In Dries' keynote at DrupalCon Nashville 2018 he discussed a blog post by Matthew Grasmick where the "first impression" or installer experience of Drupal was compared with Wordpress, Symfony, and Laravel. A tweet by Jeff Eaton then got me thinking:
"Kind of weird that the #driesnote compares the install complexity of Drupal, Wordpress, Laravel, and Symfony. Why aren't AEM and Sitecore in there?"
— Actually, (@eaton) April 10, 2018
Drupal powers about 2% of the web, but when looking at top websites, either by NASDAQ, FTSE, or number of visitors, Drupal powers a much bigger percentage of sites. This shows that Drupal is an Enterprise platform.
When an enterprise level client is evaluating Drupal they would have much difference "first impression" experience than for example a hobbyist or blogger. Enterprise users would not often use the inbuilt installer, they'd be looking at tools such as Drush or Composer to facilitate the installation for them via some kind of continuous integration platform.
For example, in my day job we install an instance of Drupal most hours of the day, this is all handled by a python script running on iron.io.
When tweeting about this blog post I had an interesting response from Kevin Oleary:
#2 is already true. The question should be “should Drupal go back to the simple install and extend model that produced it’s period of explosive growth”
— Kevin Oleary (@kolearyUX) April 10, 2018
This tweet made me readjust my thinking.
Drupal was almost a ground up initiative. Drupal may not have had it's success without people like me running a blog on it, contributing to it, and fostering it within enterprise organisations.
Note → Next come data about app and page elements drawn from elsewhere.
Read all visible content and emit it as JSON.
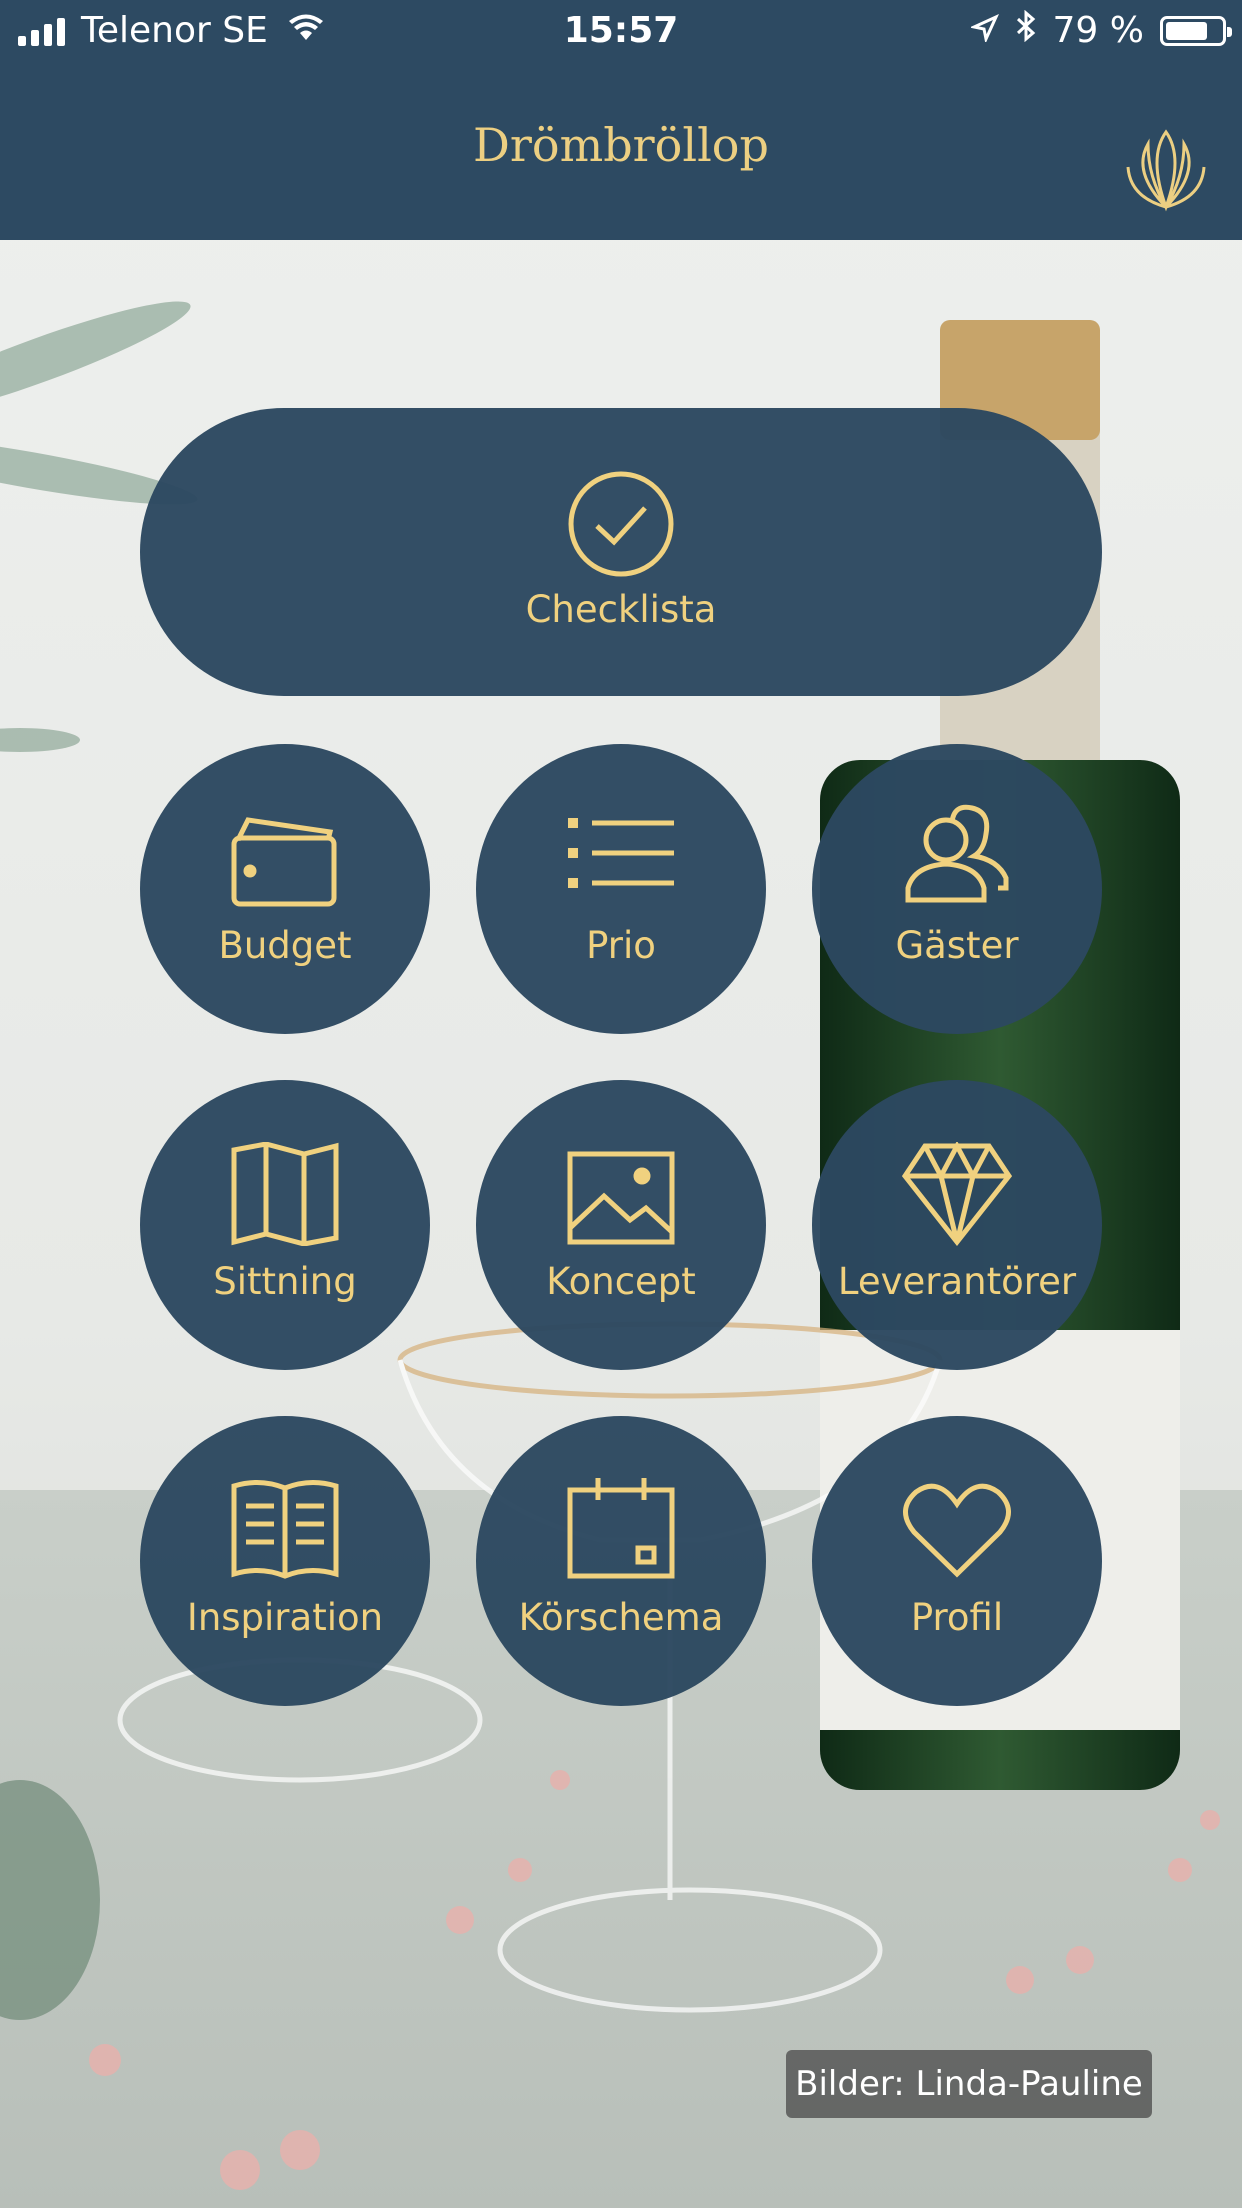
{
  "status_bar": {
    "carrier": "Telenor SE",
    "time": "15:57",
    "battery_percent": "79 %",
    "battery_level": 0.79
  },
  "header": {
    "title": "Drömbröllop",
    "logo_icon": "lotus-icon"
  },
  "menu": {
    "checklist": {
      "label": "Checklista",
      "icon": "check-circle-icon"
    },
    "budget": {
      "label": "Budget",
      "icon": "wallet-icon"
    },
    "prio": {
      "label": "Prio",
      "icon": "list-icon"
    },
    "guests": {
      "label": "Gäster",
      "icon": "users-icon"
    },
    "seating": {
      "label": "Sittning",
      "icon": "map-icon"
    },
    "concept": {
      "label": "Koncept",
      "icon": "image-icon"
    },
    "vendors": {
      "label": "Leverantörer",
      "icon": "diamond-icon"
    },
    "inspiration": {
      "label": "Inspiration",
      "icon": "book-icon"
    },
    "schedule": {
      "label": "Körschema",
      "icon": "calendar-icon"
    },
    "profile": {
      "label": "Profil",
      "icon": "heart-icon"
    }
  },
  "photo_credit": "Bilder: Linda-Pauline",
  "colors": {
    "primary": "#2d4a62",
    "accent_gold": "#f0d17f"
  }
}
Kevin also completely derailed what the conclusion of this post was going to be. The post was going to conclude with thoughts and ideas about making things easier for enterprise clients.